Notify the Court
Video Transcribed: My name is Jason Lile, and I am an Oklahoma Fathers Rights lawyer. I wanted to discuss with you how you get a divorce when someone’s evading the divorce. As discussed in my videos, this is a no-fault state, and the person asking for a divorce is entitled to a divorce based on incompatibility. What does that mean?
That means everybody who asks for a divorce will get a divorce eventually, but sometimes you can’t find the other person to serve them. Sometimes you’ve gotten through the process, and even if there’s an agreement, or if there’s not an agreement, the court just decided on a trial; they won’t sign the paperwork and can frustrate the process that way. You need an experienced attorney who can help you get around the efforts of the other party to frustrate this process and keep you from getting a divorce.
Let’s just go ahead and take the example of service. Like any other lawsuit or, like anything else, a divorce is a lawsuit in a court. In a lawsuit, everybody is due to service a process; that is a due process right.
What does that mean? That means that they are due under the constitution and the law accurate copies of the first and initial pleading so that they have an opportunity to answer the lawsuit. You can only get service one of a few ways, through a licensed process server handing you the papers. That’s service.
Through a sheriff’s deputy handing you the papers. That’s service. Or through an attorney handing you the papers. That’s service. Sometimes certified mail, under the right circumstances, can be considered service if it’s restricted delivery, but not all the time. You need to have an attorney that knows when and which is appropriate.
But let’s say that, despite your best efforts, you can’t find the person. Well, there needs to be due diligence done, is what the court would call it, to find that person.
People searches, online searches, talking to people, documenting everything that you did to find that person so that you and your attorney can file something called an Affidavit of Due Diligence, which means, hey, here court, this is what we did find this person, and we were still unsuccessful. It’s a sworn statement that says that we did those things. And then, you can ask the court to allow service by publication.
What does that mean?
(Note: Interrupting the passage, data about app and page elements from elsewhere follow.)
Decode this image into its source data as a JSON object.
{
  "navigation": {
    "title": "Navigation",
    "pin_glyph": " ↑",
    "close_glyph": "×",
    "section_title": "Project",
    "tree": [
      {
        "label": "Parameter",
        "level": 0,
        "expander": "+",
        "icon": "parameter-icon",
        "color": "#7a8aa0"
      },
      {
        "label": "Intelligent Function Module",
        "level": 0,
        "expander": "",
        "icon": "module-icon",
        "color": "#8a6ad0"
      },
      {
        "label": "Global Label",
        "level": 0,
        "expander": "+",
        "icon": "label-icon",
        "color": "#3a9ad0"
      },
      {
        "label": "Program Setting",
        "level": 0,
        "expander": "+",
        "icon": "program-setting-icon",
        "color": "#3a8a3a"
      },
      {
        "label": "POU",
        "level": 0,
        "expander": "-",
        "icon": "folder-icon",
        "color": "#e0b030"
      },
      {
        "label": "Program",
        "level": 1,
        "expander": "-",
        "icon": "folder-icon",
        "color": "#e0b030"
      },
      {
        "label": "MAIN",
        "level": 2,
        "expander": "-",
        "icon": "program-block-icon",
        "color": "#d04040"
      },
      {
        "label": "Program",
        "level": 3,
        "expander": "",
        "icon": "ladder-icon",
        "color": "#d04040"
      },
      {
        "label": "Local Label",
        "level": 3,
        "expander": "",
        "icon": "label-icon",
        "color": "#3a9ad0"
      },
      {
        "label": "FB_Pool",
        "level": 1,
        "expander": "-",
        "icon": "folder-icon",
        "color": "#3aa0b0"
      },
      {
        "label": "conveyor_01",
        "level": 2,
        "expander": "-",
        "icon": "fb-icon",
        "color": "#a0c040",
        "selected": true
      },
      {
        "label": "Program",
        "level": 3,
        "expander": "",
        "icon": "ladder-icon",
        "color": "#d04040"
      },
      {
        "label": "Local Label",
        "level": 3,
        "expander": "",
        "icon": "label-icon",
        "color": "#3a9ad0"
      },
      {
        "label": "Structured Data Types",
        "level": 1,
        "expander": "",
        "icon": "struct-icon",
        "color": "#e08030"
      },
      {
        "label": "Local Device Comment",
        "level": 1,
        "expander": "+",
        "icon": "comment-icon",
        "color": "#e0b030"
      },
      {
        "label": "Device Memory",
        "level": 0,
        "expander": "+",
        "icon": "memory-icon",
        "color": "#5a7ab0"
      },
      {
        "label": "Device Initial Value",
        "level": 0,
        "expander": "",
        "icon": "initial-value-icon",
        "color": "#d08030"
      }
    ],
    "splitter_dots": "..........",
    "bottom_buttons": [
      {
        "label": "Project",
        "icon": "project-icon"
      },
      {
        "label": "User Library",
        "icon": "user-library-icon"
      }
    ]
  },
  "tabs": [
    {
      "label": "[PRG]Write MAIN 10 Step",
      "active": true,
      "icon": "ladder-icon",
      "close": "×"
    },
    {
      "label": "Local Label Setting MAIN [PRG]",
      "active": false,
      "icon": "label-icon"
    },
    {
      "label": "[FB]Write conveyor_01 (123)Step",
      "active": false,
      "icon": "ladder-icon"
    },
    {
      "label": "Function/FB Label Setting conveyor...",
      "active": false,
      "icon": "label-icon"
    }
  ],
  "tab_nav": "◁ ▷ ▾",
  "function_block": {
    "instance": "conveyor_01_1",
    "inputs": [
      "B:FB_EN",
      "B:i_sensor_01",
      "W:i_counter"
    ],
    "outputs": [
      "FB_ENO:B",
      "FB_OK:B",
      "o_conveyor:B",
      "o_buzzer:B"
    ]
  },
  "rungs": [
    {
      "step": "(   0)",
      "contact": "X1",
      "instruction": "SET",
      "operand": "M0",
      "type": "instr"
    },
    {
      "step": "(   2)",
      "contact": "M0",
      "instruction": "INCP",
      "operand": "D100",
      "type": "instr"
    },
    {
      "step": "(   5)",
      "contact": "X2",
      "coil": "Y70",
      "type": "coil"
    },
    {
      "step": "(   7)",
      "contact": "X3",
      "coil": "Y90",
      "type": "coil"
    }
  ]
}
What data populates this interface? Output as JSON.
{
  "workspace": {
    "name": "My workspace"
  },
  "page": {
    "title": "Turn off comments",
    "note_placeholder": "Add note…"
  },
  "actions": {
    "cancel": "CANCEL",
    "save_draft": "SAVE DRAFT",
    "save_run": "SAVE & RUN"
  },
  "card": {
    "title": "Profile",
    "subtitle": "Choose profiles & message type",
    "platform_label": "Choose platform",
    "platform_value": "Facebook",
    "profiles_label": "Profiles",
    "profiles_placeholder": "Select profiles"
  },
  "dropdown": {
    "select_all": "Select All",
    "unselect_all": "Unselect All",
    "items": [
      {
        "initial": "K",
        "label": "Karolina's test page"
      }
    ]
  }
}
That means that you publish in a legal newspaper in the jurisdiction where the case is being held or a jurisdiction where there’s the last known jurisdiction where the other party is or both so that the court can say, well, that’s the last ditch effort, that’s how we’ve served them.
Once that’s been published, if they still don’t answer the lawsuit, you can ask for a default decree, meaning they didn’t answer the lawsuit. A publication has served them with the court’s permission, and now you should be able to default them, meaning you get what you want in the lawsuit because they didn’t answer.
You should also know that if you default in Oklahoma, all family law matters can be overturned if they’re decided by default if the person asks within 30 days for the court to overturn it and gives any answer as to why. But typically, they come up with an answer; I didn’t know about it, I wasn’t unable to answer, whatever.
How can you keep a person from frustrating the divorce process by avoiding service? An experienced attorney should be able to help you out with that. If you have any questions about family law matters or need an Oklahoma Child Custody Attorney for Fathers or an Oklahoma Child Support Lawyer For Dads, please contact dads.law.